In the meantime, Loy, who was once rated high enough to be lured to Godolphin for a short spell, expects to return to his old stomping ground of Albury to mull over his options.
"People say I've had seven masters, but I've had seven different experiences and I've learnt a lot from each trainer," he said.
"Each move has been to better my career and not go backwards. You can stay with a master for four years and you probably learn the same thing, but I've switched around and made contacts in Melbourne and contacts in different states.
"I'm happy where I am at the moment, but I need to get more mentally stronger to get these things together as one. Most apprentices either live with their family or live in the stables and don't have a partner or baby on the way. I've got a lot to juggle, but I've got to put it upon myself to do it.
"I could have missed out on all these rides today and I'm just glad to get out there and prove a few people wrong. I know I can do it."
Apprentices were always going to have a field day at Canterbury, given their strength in numbers, but none shone brighter than James Innes jnr after a winning treble.
Innes jnr led from barrier to box on Bjorn Baker's Mr Steal in the fifth before arriving with a well-timed run on another Warwick Farm product, Craig Ritchie's Mana, in the sixth and capped off his day with victory on Esgrimidor.

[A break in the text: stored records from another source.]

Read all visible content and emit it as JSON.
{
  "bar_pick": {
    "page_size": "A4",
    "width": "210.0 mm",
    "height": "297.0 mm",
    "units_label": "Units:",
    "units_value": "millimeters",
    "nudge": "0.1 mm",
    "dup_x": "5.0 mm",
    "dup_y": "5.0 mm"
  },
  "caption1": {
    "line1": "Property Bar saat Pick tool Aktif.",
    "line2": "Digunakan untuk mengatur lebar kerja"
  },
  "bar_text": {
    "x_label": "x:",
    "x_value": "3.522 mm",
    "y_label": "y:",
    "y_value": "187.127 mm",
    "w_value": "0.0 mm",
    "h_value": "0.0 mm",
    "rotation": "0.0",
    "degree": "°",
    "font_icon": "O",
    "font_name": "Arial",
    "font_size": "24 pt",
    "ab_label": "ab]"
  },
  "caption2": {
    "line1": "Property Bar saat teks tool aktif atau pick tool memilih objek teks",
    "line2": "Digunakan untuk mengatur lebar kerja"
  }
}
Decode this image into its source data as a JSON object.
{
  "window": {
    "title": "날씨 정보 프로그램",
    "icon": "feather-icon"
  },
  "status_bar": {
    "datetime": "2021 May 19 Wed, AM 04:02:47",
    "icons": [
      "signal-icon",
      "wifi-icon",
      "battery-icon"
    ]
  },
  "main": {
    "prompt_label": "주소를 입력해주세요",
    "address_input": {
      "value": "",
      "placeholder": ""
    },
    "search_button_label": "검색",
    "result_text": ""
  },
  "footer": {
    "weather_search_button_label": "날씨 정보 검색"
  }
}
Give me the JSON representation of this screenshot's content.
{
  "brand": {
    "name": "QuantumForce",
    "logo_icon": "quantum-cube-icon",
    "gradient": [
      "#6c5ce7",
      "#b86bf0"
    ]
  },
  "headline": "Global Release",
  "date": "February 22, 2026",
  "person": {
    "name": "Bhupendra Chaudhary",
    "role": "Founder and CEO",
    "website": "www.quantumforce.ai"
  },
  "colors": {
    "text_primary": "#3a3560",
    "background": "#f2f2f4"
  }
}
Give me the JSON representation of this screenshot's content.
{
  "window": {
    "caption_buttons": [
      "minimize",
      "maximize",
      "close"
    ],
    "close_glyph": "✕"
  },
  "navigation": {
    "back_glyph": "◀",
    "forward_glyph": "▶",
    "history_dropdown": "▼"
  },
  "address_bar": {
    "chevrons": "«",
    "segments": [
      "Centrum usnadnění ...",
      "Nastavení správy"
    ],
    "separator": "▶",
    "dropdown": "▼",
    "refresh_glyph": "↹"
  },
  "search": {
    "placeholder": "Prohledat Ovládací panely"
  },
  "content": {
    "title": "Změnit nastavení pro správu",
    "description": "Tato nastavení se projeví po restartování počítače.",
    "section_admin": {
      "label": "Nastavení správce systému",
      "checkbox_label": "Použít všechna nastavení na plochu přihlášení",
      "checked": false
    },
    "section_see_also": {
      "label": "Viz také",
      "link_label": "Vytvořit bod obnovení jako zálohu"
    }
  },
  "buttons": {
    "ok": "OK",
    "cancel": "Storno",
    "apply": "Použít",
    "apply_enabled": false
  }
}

"That's my first Saturday double let alone treble," Innes jnr said. "It's probably a good time of year to poke my head in town and have a crack when the big boys are away. Head down bum up and I'll keep the winners rolling in."